|Another automatic watch with useless jewels on the reversers. This is an Eterna cal 1412UD, and sports a full complement of 4 jewels in this location. Actually, the Eta 2824 (and others) is based on these Eterna movements. Side by side the similarities are very clear.|
|The Eterna movement, this time showing (at "3" and "4") two pivot holes of the automatic train which would have been better served by jewels, instead of wasting them in the reversers. It is interesting to note that the pivot/hole tolerances used for the jewelled reversers in both the 2824 and Eterna are very sloppy, making it an uncritical area to add jewels. However, to put a jewel where it is really needed and would be of real benefit, say to reduce friction and improve auto winding efficiency, takes more manufacturing precision.|
|This movement is an Eta 1093, in Enicar "colors". This is a classic example of a cheap way of jewelling a watch movement up to 21 jewels legally, but without actually doing anything useful. It is a long way from a real 21 jeweller like the Hamilton. Here they have plastered cap jewels like bandaids over every convenient location, both sides. While these are all technically functional, because the wheel pivots can contact the cap jewels, the ones capping the third wheel, and the lower pallet pivot are virtually pointless. The pallets need to be capped both sides or at least the upper side to do any good.|
|Here we have the dial side of the Eta 1093 above. The - let's say - workmanlike... method of adding cap jewels can be clearly seen on the dial side of the watch.|
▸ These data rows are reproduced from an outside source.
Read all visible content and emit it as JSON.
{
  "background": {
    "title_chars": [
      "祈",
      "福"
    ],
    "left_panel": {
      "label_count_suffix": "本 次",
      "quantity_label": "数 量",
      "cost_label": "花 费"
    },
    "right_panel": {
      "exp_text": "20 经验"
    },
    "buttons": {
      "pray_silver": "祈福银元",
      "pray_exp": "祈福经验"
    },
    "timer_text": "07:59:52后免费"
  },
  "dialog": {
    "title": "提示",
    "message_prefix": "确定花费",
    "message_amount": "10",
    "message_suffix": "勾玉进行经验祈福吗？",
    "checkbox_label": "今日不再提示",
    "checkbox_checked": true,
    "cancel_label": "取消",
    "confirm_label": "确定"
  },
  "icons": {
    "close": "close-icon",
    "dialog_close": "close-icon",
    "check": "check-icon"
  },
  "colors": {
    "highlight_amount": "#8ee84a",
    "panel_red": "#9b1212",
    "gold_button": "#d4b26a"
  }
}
|This watch is an Eta 2409, in 21 jewels, with the same bandaid-style way of upping the jewel count as the example above. Admittedly, the escape wheel is capped (I think more by accident than design, as otherwise they would have simply run out of convenient pivots to cap). Once again, the pallets remain uncapped. Capping the pallets, which is technically quite difficult due to the lack of room, is a very good way of helping improve escapement perfomance in positions - but then again, why bother if the real purpose of adding jewels is for reasons other than improving performance.|
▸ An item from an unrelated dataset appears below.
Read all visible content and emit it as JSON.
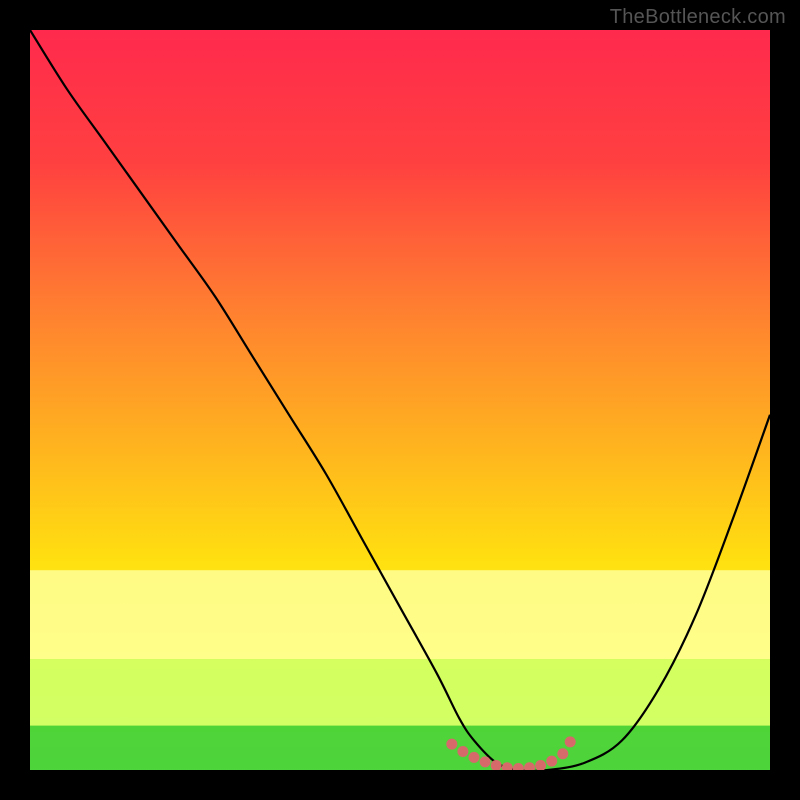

|This example is an Enicar AR1145 (from their "Star Jewels" range. Here two jewels have been used which are worse than useless, yet legally acceptable to the ISO standard. The top two pics show the minute wheel, running on a jewel post. The minute wheel is most likely the lighest loaded, slowest moving, and least critical wheel in a watch - aside from the hour wheel. Actually the ISO standard specifically excludes jewelled hour wheels to be deemed as functionally jewelled, yet allows minute wheels for an unknown reason. The lower two pics show a transmission wheel in the auto winding train. Very slow moving, medium loaded, and being jewelled is not in the least likely to enhance the watch performance, winding efficiency or life of the train. Just two useless jewels, there for reasons one can only assume were non-technical.|
I hope you have found this brief tour through the minefield of watch jewelling interesting and enlightening. Perhaps you can see now that the jewelling of watches is far less straightforward than it first seems, and simply relying on the word of the watch manufacturer does not guarantee that you really are getting what you think. This applies to both vintage (post 1902) and modern (post 1965) mechanical watches. Having said that, I would add that by and large, American watch companies (at least until they began to use outsourced Swiss movements in the 1950's) were far less prone to misleading their customers on the matter of jewelling than were the Swiss. They were more likely to omit jewels altogether, for the sake of economy and savings to be passed on to the customer, than use them as a marketing strategy.